- Opening Delimiter -

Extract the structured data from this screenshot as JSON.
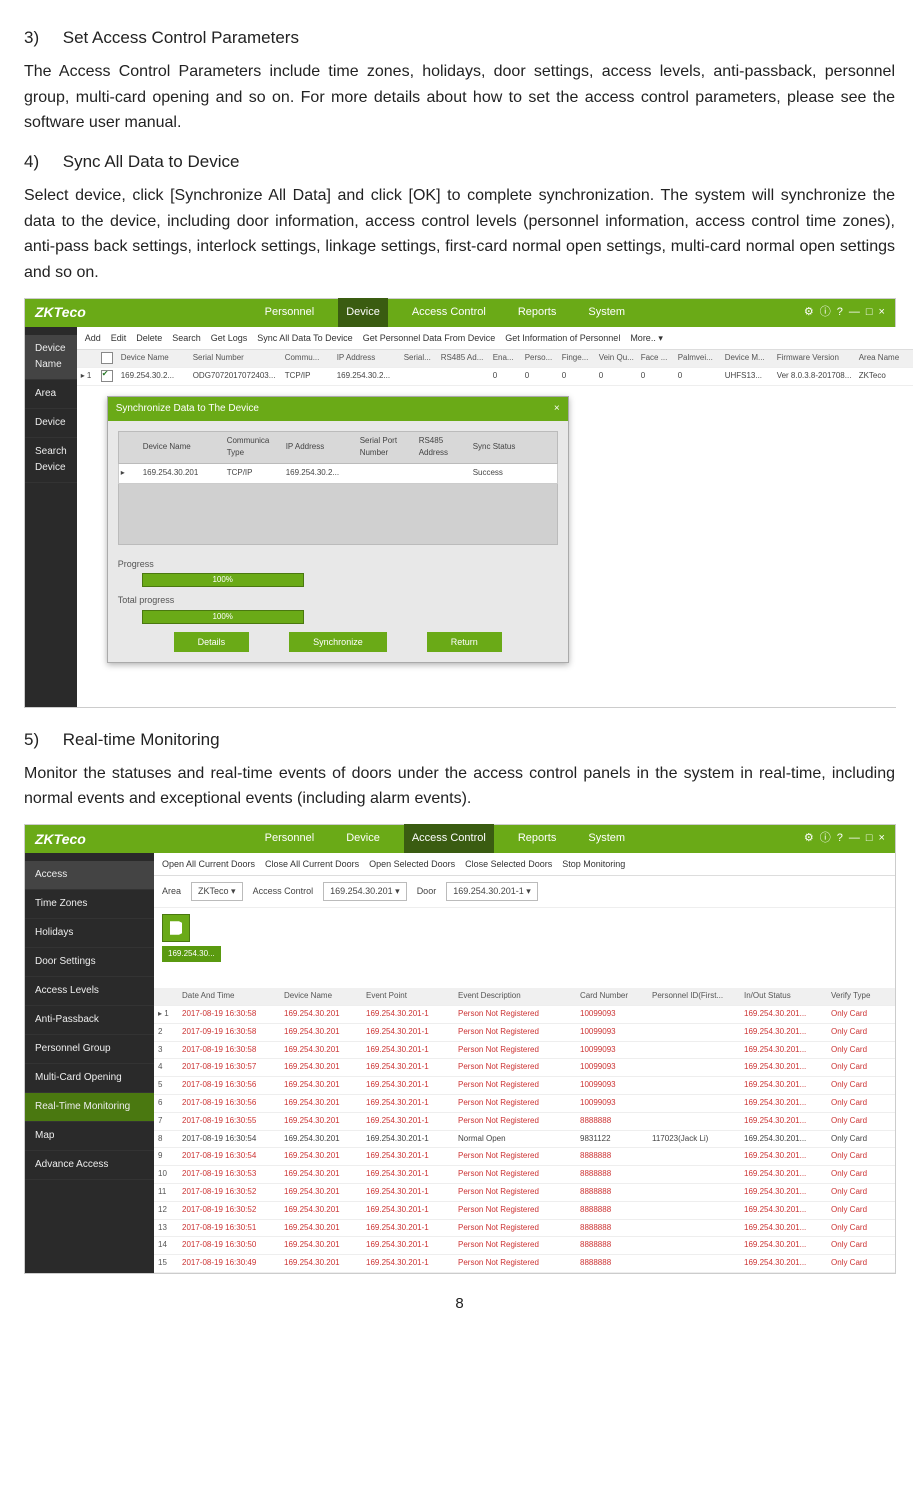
{
  "s3": {
    "num": "3)",
    "title": "Set Access Control Parameters",
    "para": "The Access Control Parameters include time zones, holidays, door settings, access levels, anti-passback, personnel group, multi-card opening and so on. For more details about how to set the access control parameters, please see the software user manual."
  },
  "s4": {
    "num": "4)",
    "title": "Sync All Data to Device",
    "para": "Select device, click [Synchronize All Data] and click [OK] to complete synchronization. The system will synchronize the data to the device, including door information, access control levels (personnel information, access control time zones), anti-pass back settings, interlock settings, linkage settings, first-card normal open settings, multi-card normal open settings and so on."
  },
  "s5": {
    "num": "5)",
    "title": "Real-time Monitoring",
    "para": "Monitor the statuses and real-time events of doors under the access control panels in the system in real-time, including normal events and exceptional events (including alarm events)."
  },
  "page_number": "8",
  "app_logo": "ZKTeco",
  "app1": {
    "menu": [
      "Personnel",
      "Device",
      "Access Control",
      "Reports",
      "System"
    ],
    "active_menu_index": 1,
    "win_icons": [
      "⚙",
      "ⓘ",
      "?",
      "—",
      "□",
      "×"
    ],
    "sidebar": {
      "items": [
        "Device Name",
        "Area",
        "Device",
        "Search Device"
      ],
      "selected_index": 0
    },
    "toolbar": [
      "Add",
      "Edit",
      "Delete",
      "Search",
      "Get Logs",
      "Sync All Data To Device",
      "Get Personnel Data From Device",
      "Get Information of Personnel",
      "More..  ▾"
    ],
    "cols": [
      "",
      "",
      "Device Name",
      "Serial Number",
      "Commu...",
      "IP Address",
      "Serial...",
      "RS485 Ad...",
      "Ena...",
      "Perso...",
      "Finge...",
      "Vein Qu...",
      "Face ...",
      "Palmvei...",
      "Device M...",
      "Firmware Version",
      "Area Name"
    ],
    "row1": {
      "idx": "▸ 1",
      "dev": "169.254.30.2...",
      "sn": "ODG7072017072403...",
      "comm": "TCP/IP",
      "ip": "169.254.30.2...",
      "ena": "0",
      "perso": "0",
      "finge": "0",
      "vein": "0",
      "face": "0",
      "palm": "0",
      "devm": "UHFS13...",
      "fw": "Ver 8.0.3.8-201708...",
      "area": "ZKTeco"
    },
    "modal": {
      "title": "Synchronize Data to The Device",
      "close": "×",
      "cols": [
        "",
        "Device Name",
        "Communica Type",
        "IP Address",
        "Serial Port Number",
        "RS485 Address",
        "Sync Status"
      ],
      "row": {
        "mark": "▸",
        "dev": "169.254.30.201",
        "type": "TCP/IP",
        "ip": "169.254.30.2...",
        "status": "Success"
      },
      "progress_label": "Progress",
      "total_label": "Total progress",
      "percent": "100%",
      "btns": [
        "Details",
        "Synchronize",
        "Return"
      ]
    }
  },
  "app2": {
    "menu": [
      "Personnel",
      "Device",
      "Access Control",
      "Reports",
      "System"
    ],
    "active_menu_index": 2,
    "win_icons": [
      "⚙",
      "ⓘ",
      "?",
      "—",
      "□",
      "×"
    ],
    "sidebar": {
      "items": [
        "Access",
        "Time Zones",
        "Holidays",
        "Door Settings",
        "Access Levels",
        "Anti-Passback",
        "Personnel Group",
        "Multi-Card Opening",
        "Real-Time Monitoring",
        "Map",
        "Advance Access"
      ],
      "selected_index": 0,
      "highlight_index": 8
    },
    "toolbar": [
      "Open All Current Doors",
      "Close All Current Doors",
      "Open Selected Doors",
      "Close Selected Doors",
      "Stop Monitoring"
    ],
    "filters": {
      "area_label": "Area",
      "area_value": "ZKTeco",
      "ac_label": "Access Control",
      "ac_value": "169.254.30.201",
      "door_label": "Door",
      "door_value": "169.254.30.201-1"
    },
    "ip_chip": "169.254.30...",
    "cols": [
      "",
      "Date And Time",
      "Device Name",
      "Event Point",
      "Event Description",
      "Card Number",
      "Personnel ID(First...",
      "In/Out Status",
      "Verify Type"
    ],
    "rows": [
      {
        "n": "▸ 1",
        "dt": "2017-08-19 16:30:58",
        "dev": "169.254.30.201",
        "ep": "169.254.30.201-1",
        "desc": "Person Not Registered",
        "card": "10099093",
        "pid": "",
        "io": "169.254.30.201...",
        "vt": "Only Card",
        "red": true
      },
      {
        "n": "2",
        "dt": "2017-09-19 16:30:58",
        "dev": "169.254.30.201",
        "ep": "169.254.30.201-1",
        "desc": "Person Not Registered",
        "card": "10099093",
        "pid": "",
        "io": "169.254.30.201...",
        "vt": "Only Card",
        "red": true
      },
      {
        "n": "3",
        "dt": "2017-08-19 16:30:58",
        "dev": "169.254.30.201",
        "ep": "169.254.30.201-1",
        "desc": "Person Not Registered",
        "card": "10099093",
        "pid": "",
        "io": "169.254.30.201...",
        "vt": "Only Card",
        "red": true
      },
      {
        "n": "4",
        "dt": "2017-08-19 16:30:57",
        "dev": "169.254.30.201",
        "ep": "169.254.30.201-1",
        "desc": "Person Not Registered",
        "card": "10099093",
        "pid": "",
        "io": "169.254.30.201...",
        "vt": "Only Card",
        "red": true
      },
      {
        "n": "5",
        "dt": "2017-08-19 16:30:56",
        "dev": "169.254.30.201",
        "ep": "169.254.30.201-1",
        "desc": "Person Not Registered",
        "card": "10099093",
        "pid": "",
        "io": "169.254.30.201...",
        "vt": "Only Card",
        "red": true
      },
      {
        "n": "6",
        "dt": "2017-08-19 16:30:56",
        "dev": "169.254.30.201",
        "ep": "169.254.30.201-1",
        "desc": "Person Not Registered",
        "card": "10099093",
        "pid": "",
        "io": "169.254.30.201...",
        "vt": "Only Card",
        "red": true
      },
      {
        "n": "7",
        "dt": "2017-08-19 16:30:55",
        "dev": "169.254.30.201",
        "ep": "169.254.30.201-1",
        "desc": "Person Not Registered",
        "card": "8888888",
        "pid": "",
        "io": "169.254.30.201...",
        "vt": "Only Card",
        "red": true
      },
      {
        "n": "8",
        "dt": "2017-08-19 16:30:54",
        "dev": "169.254.30.201",
        "ep": "169.254.30.201-1",
        "desc": "Normal Open",
        "card": "9831122",
        "pid": "117023(Jack Li)",
        "io": "169.254.30.201...",
        "vt": "Only Card",
        "red": false
      },
      {
        "n": "9",
        "dt": "2017-08-19 16:30:54",
        "dev": "169.254.30.201",
        "ep": "169.254.30.201-1",
        "desc": "Person Not Registered",
        "card": "8888888",
        "pid": "",
        "io": "169.254.30.201...",
        "vt": "Only Card",
        "red": true
      },
      {
        "n": "10",
        "dt": "2017-08-19 16:30:53",
        "dev": "169.254.30.201",
        "ep": "169.254.30.201-1",
        "desc": "Person Not Registered",
        "card": "8888888",
        "pid": "",
        "io": "169.254.30.201...",
        "vt": "Only Card",
        "red": true
      },
      {
        "n": "11",
        "dt": "2017-08-19 16:30:52",
        "dev": "169.254.30.201",
        "ep": "169.254.30.201-1",
        "desc": "Person Not Registered",
        "card": "8888888",
        "pid": "",
        "io": "169.254.30.201...",
        "vt": "Only Card",
        "red": true
      },
      {
        "n": "12",
        "dt": "2017-08-19 16:30:52",
        "dev": "169.254.30.201",
        "ep": "169.254.30.201-1",
        "desc": "Person Not Registered",
        "card": "8888888",
        "pid": "",
        "io": "169.254.30.201...",
        "vt": "Only Card",
        "red": true
      },
      {
        "n": "13",
        "dt": "2017-08-19 16:30:51",
        "dev": "169.254.30.201",
        "ep": "169.254.30.201-1",
        "desc": "Person Not Registered",
        "card": "8888888",
        "pid": "",
        "io": "169.254.30.201...",
        "vt": "Only Card",
        "red": true
      },
      {
        "n": "14",
        "dt": "2017-08-19 16:30:50",
        "dev": "169.254.30.201",
        "ep": "169.254.30.201-1",
        "desc": "Person Not Registered",
        "card": "8888888",
        "pid": "",
        "io": "169.254.30.201...",
        "vt": "Only Card",
        "red": true
      },
      {
        "n": "15",
        "dt": "2017-08-19 16:30:49",
        "dev": "169.254.30.201",
        "ep": "169.254.30.201-1",
        "desc": "Person Not Registered",
        "card": "8888888",
        "pid": "",
        "io": "169.254.30.201...",
        "vt": "Only Card",
        "red": true
      }
    ]
  }
}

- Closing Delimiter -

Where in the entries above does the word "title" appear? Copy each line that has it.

**Result of the exercise:**
    "title": "Set Access Control Parameters",
    "title": "Sync All Data to Device",
    "title": "Real-time Monitoring",
      "title": "Synchronize Data to The Device",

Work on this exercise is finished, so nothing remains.